Rising values, lower tax rates
The expenditures mean that 58 percent of homeowners will see a reduction, no increase or an increase of less than $100 in their property tax bill. But the dissenters and the hearing’s two public speakers felt the money could be better spent, such as on renter aid, digital equity or funding for after-school programs. Sobrinho-Wheeler said there were better policy tools to protect residential property owners who are house-rich but can’t afford tax bills left to rise along with Cambridge’s soaring property values.
Residential property values that were a cumulative $26 billion in 2018 are $35 billion now, according to a summary of the situation released Monday by city staff, yet property tax rates have gotten lower in that time, sinking from the $6.29 rate in 2018 to $5.92 for owner-occupied homes in the fiscal year 2022.
Commercial property owners carry most of the tax burden in Cambridge.

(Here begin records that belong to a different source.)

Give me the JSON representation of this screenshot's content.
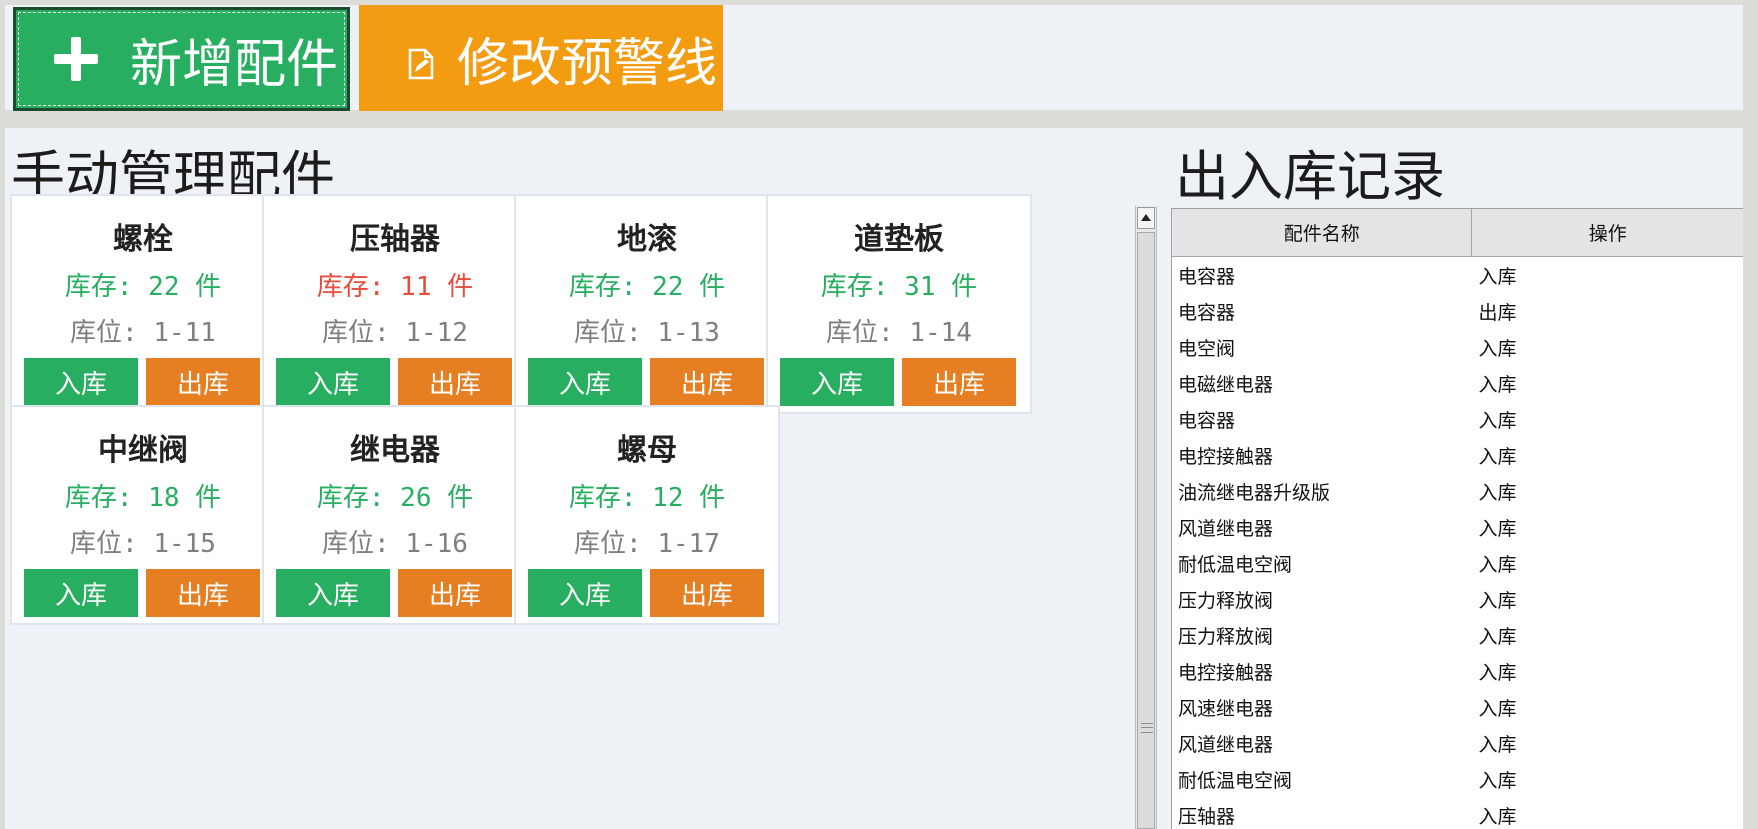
{
  "toolbar": {
    "add_label": "新增配件",
    "edit_label": "修改预警线"
  },
  "left_panel": {
    "title": "手动管理配件",
    "cards": [
      {
        "name": "螺栓",
        "stock": "库存: 22 件",
        "location": "库位: 1-11",
        "in_label": "入库",
        "out_label": "出库"
      },
      {
        "name": "压轴器",
        "stock": "库存: 11 件",
        "location": "库位: 1-12",
        "in_label": "入库",
        "out_label": "出库"
      },
      {
        "name": "地滚",
        "stock": "库存: 22 件",
        "location": "库位: 1-13",
        "in_label": "入库",
        "out_label": "出库"
      },
      {
        "name": "道垫板",
        "stock": "库存: 31 件",
        "location": "库位: 1-14",
        "in_label": "入库",
        "out_label": "出库"
      },
      {
        "name": "中继阀",
        "stock": "库存: 18 件",
        "location": "库位: 1-15",
        "in_label": "入库",
        "out_label": "出库"
      },
      {
        "name": "继电器",
        "stock": "库存: 26 件",
        "location": "库位: 1-16",
        "in_label": "入库",
        "out_label": "出库"
      },
      {
        "name": "螺母",
        "stock": "库存: 12 件",
        "location": "库位: 1-17",
        "in_label": "入库",
        "out_label": "出库"
      }
    ]
  },
  "records": {
    "title": "出入库记录",
    "columns": [
      "配件名称",
      "操作"
    ],
    "rows": [
      [
        "电容器",
        "入库"
      ],
      [
        "电容器",
        "出库"
      ],
      [
        "电空阀",
        "入库"
      ],
      [
        "电磁继电器",
        "入库"
      ],
      [
        "电容器",
        "入库"
      ],
      [
        "电控接触器",
        "入库"
      ],
      [
        "油流继电器升级版",
        "入库"
      ],
      [
        "风道继电器",
        "入库"
      ],
      [
        "耐低温电空阀",
        "入库"
      ],
      [
        "压力释放阀",
        "入库"
      ],
      [
        "压力释放阀",
        "入库"
      ],
      [
        "电控接触器",
        "入库"
      ],
      [
        "风速继电器",
        "入库"
      ],
      [
        "风道继电器",
        "入库"
      ],
      [
        "耐低温电空阀",
        "入库"
      ],
      [
        "压轴器",
        "入库"
      ]
    ]
  },
  "colors": {
    "stock_ok": "#27ae60",
    "stock_low": "#e74c3c",
    "in_button": "#27ae60",
    "out_button": "#e67e22",
    "edit_button": "#f39c12"
  }
}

Their property constitutes 45 percent of assessed value, but they will pay 65.4 percent of the tax levy for the second year in a row.
Still, the city’s total assessed value of property rises based on market activity from the previous calendar year, and total commercial property values increased by 11 percent; residential property values are up by only 2.9 percent.
To councillors’ questions about the value of the giveback, City Manager Louis A. DePasquale stressed the plight of the house-rich but income-poor and the value of providing “stability.” He defended the proposal and his record by citing some recent spending on council priorities such as affordable housing and open space. “One of the things that I have to keep on bringing home is we have not not been able to fund any priority that I’m aware of,” DePasquale said. “I do think we’re getting the best of both worlds here in being able to control our taxes, but not at the expense of addressing city needs.”
The defense was a surprising one, even to people such as Mallon who agreed that many council priorities had been funded out of free cash.
“There are other things,” Mallon said. “I’m just looking at the the awaiting reports list, right?”
She rattled off several unfunded wishes of the council, leading with a municipal broadband feasibility study that DePasquale resisted for years without explanation, finally coming out in June 2020 with one concern: a $1 million price tag. (He has not said where that estimate comes from.) In addition, there have been pushback or unexplained delays on goals such as universal pre-K, building affordable housing on city-owned lots or buying property to meet city goals, jobs programs and increasing funding for the HomeBridge homebuying program.
This is DePasquale’s final budget and tax-setting process before leaving City Hall, and he took the opportunity to note his accomplishments in building up Cambridge’s finances, starting ago under city manager Robert W. Healy.
“This is my last tax recommendation, and I’ve left this city with more money in free cash than you can imagine and the highest debt stabilization [fund]. This city is being left in an incredibly strong financial position,” DePasquale said. “I take great pride in my reputation and how I balance finances. I understand the questioning, but I want to assure the council and the public, this budget in no way, shape or form is artificially lowering taxes in a way that will affect any capital project in the future that I can see.”
Certification of the city’s free-cash position received in the past week shows $214.4 million in city coffers, up $4.5 million, or 2.2 percent, from the previous year, DePasquale said.